(SUPPLIED INFORMATION):
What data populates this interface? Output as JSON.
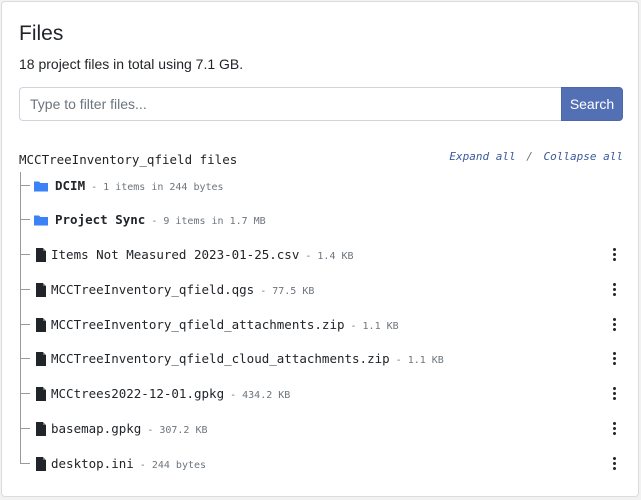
{
  "header": {
    "title": "Files",
    "subtitle": "18 project files in total using 7.1 GB."
  },
  "search": {
    "placeholder": "Type to filter files...",
    "button_label": "Search"
  },
  "tree": {
    "title": "MCCTreeInventory_qfield files",
    "expand_all": "Expand all",
    "separator": "/",
    "collapse_all": "Collapse all",
    "items": [
      {
        "type": "folder",
        "name": "DCIM",
        "meta": "- 1 items in 244 bytes"
      },
      {
        "type": "folder",
        "name": "Project Sync",
        "meta": "- 9 items in 1.7 MB"
      },
      {
        "type": "file",
        "name": "Items Not Measured 2023-01-25.csv",
        "meta": "- 1.4 KB"
      },
      {
        "type": "file",
        "name": "MCCTreeInventory_qfield.qgs",
        "meta": "- 77.5 KB"
      },
      {
        "type": "file",
        "name": "MCCTreeInventory_qfield_attachments.zip",
        "meta": "- 1.1 KB"
      },
      {
        "type": "file",
        "name": "MCCTreeInventory_qfield_cloud_attachments.zip",
        "meta": "- 1.1 KB"
      },
      {
        "type": "file",
        "name": "MCCtrees2022-12-01.gpkg",
        "meta": "- 434.2 KB"
      },
      {
        "type": "file",
        "name": "basemap.gpkg",
        "meta": "- 307.2 KB"
      },
      {
        "type": "file",
        "name": "desktop.ini",
        "meta": "- 244 bytes"
      }
    ]
  },
  "colors": {
    "accent": "#5470b5",
    "folder": "#3b82f6",
    "link": "#3a5a9a"
  }
}
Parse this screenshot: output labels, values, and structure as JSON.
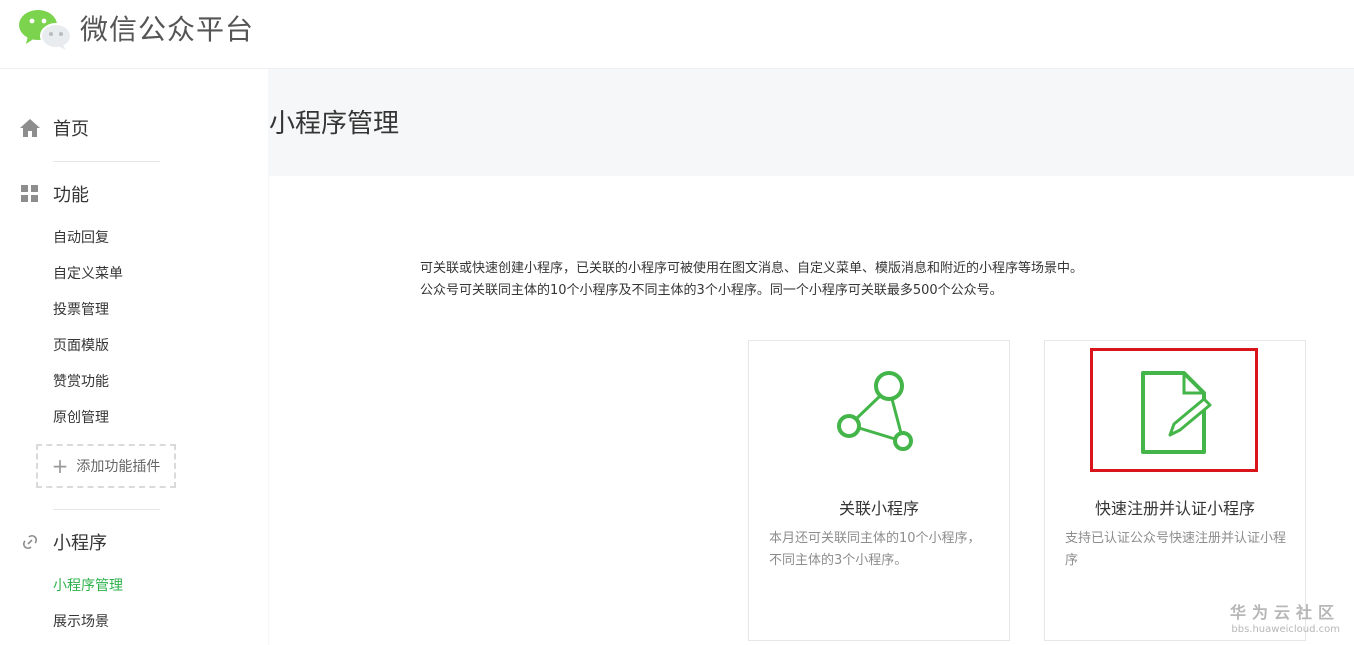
{
  "header": {
    "title": "微信公众平台",
    "logo_icon": "wechat-logo-icon",
    "accent_color": "#7bd34e"
  },
  "sidebar": {
    "home": {
      "label": "首页",
      "icon": "home-icon"
    },
    "features": {
      "label": "功能",
      "icon": "grid-icon",
      "items": [
        "自动回复",
        "自定义菜单",
        "投票管理",
        "页面模版",
        "赞赏功能",
        "原创管理"
      ],
      "add_plugin": "添加功能插件"
    },
    "miniprogram": {
      "label": "小程序",
      "icon": "link-icon",
      "items": [
        "小程序管理",
        "展示场景"
      ],
      "active_item": "小程序管理"
    }
  },
  "main": {
    "title": "小程序管理",
    "description": [
      "可关联或快速创建小程序，已关联的小程序可被使用在图文消息、自定义菜单、模版消息和附近的小程序等场景中。",
      "公众号可关联同主体的10个小程序及不同主体的3个小程序。同一个小程序可关联最多500个公众号。"
    ],
    "cards": [
      {
        "title": "关联小程序",
        "description": "本月还可关联同主体的10个小程序，不同主体的3个小程序。",
        "icon": "link-nodes-icon"
      },
      {
        "title": "快速注册并认证小程序",
        "description": "支持已认证公众号快速注册并认证小程序",
        "icon": "document-pen-icon"
      }
    ],
    "icon_color": "#44b549",
    "highlight_color": "#d9141b"
  },
  "watermark": {
    "line1": "华为云社区",
    "line2": "bbs.huaweicloud.com"
  }
}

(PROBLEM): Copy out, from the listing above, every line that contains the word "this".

(EXERCISE RESULT):
What data populates this interface? Output as JSON.
Parse this screenshot: output labels, values, and structure as JSON.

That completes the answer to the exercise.